The troubled life of the famous 19th century Dutch painter Vincent van Gogh has been told through many books and films, but never in the way a group of filmmakers now intends to do. "Loving Vincent " will be the first ever feature-length film made of animated hand-painted images, done in the style of the late artist. VOA’s George Putic reports.
Video

Video Issues or Ethnicity? Question Divides Nigeria

As Nigeria goes to the polls next month, many expect the two top presidential contenders to gain much of their support from constituencies organized along ethnic or religious lines. But are faith and regional blocs really what political power in Nigeria is about? Chris Stein reports.
Video

Video Rock-Consuming Organisms Alter Views of Life Processes

Scientists thought they knew much about how life works, until a discovery more than two decades ago challenged conventional beliefs.

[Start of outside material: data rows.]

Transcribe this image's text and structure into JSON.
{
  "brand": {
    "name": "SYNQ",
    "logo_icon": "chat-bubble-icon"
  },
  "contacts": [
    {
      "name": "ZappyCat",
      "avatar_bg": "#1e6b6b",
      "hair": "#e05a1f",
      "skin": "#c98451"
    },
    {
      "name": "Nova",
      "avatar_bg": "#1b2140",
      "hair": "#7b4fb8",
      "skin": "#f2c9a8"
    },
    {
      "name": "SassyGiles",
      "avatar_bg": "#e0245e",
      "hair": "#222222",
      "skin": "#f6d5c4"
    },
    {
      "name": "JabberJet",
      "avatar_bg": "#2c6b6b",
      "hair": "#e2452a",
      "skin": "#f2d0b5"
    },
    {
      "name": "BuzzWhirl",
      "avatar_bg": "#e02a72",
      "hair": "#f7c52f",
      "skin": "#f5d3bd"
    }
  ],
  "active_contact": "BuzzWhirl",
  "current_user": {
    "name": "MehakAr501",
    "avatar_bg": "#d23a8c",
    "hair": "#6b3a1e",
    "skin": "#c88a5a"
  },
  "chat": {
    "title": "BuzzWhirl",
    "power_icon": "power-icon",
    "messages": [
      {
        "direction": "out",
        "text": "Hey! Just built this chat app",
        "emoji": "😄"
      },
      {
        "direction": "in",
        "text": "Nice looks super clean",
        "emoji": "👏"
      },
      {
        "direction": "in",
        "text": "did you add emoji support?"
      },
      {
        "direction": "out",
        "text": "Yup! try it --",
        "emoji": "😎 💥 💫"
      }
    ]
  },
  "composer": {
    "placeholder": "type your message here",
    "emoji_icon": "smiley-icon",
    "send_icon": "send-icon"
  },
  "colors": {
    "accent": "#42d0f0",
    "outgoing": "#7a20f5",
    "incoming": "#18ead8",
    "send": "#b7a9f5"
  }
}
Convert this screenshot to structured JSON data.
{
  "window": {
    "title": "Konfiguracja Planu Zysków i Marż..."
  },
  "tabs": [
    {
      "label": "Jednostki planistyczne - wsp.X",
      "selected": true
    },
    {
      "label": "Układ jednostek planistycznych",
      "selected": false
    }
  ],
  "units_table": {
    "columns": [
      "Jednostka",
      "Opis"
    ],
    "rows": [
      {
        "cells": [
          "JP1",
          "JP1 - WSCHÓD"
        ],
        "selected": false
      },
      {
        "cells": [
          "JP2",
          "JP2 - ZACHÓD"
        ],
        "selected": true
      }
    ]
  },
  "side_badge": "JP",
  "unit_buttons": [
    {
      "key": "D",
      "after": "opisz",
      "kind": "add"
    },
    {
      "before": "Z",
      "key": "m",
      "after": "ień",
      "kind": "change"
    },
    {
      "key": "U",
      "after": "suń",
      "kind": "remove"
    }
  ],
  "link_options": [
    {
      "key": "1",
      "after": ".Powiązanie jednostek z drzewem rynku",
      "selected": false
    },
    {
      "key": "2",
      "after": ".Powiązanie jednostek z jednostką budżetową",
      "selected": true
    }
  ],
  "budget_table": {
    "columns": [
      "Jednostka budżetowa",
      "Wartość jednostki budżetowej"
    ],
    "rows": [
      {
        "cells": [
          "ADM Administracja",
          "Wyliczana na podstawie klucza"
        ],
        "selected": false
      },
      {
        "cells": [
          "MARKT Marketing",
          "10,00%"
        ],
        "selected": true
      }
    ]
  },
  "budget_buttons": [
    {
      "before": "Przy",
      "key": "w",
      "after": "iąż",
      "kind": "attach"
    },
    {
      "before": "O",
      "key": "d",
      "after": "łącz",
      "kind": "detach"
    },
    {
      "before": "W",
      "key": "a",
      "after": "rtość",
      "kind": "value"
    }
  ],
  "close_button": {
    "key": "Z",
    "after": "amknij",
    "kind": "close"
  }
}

Scientists found that there are organisms that breathe rocks. And it is only recently that the scientific community is accepting that there are organisms that could get energy out of rocks. Correspondent Elizabeth Lee reports.
Video

Video Paris Attacks Highlight Global Weapons Black Market

As law enforcement officials piece together how the Paris and Belgian terror cells carried out their recent attacks, questions are being asked about how they obtained military grade assault weapons - which are illegal in the European Union. As VOA's Jeff Swicord reports, experts say there is a very active worldwide black market for these weapons, and criminals and terrorists are buying.
Video

Video Activists Accuse China of Targeting Religious Freedom

The U.S.-based Chinese religious rights group ChinaAid says 2014 was the worst year for religious freedom in China since the end of the Cultural Revolution. As Ye Fan reports, activists say Beijing has been tightening religious controls ever since Chinese leader Xi Jinping came to office. Hu Wei narrates.
Video

Video Theologians Cast Doubt on Morality of Drone Strikes

In 2006, stirred by photos of U.S. soldiers mistreating Iraqi prisoners, a group of American faith leaders and academics launched the National Religious Campaign Against Torture. It played an important role in getting Congress to investigate, and the president to ban, torture. VOA's Jerome Socolovsky reports.

Circumventing Censorship

An Internet Primer for Healthy Web Habits

As surveillance and censoring technologies advance, so, too, do new tools for your computer or mobile device that help protect your privacy and break through Internet censorship.
More

All About America

AppleAndroid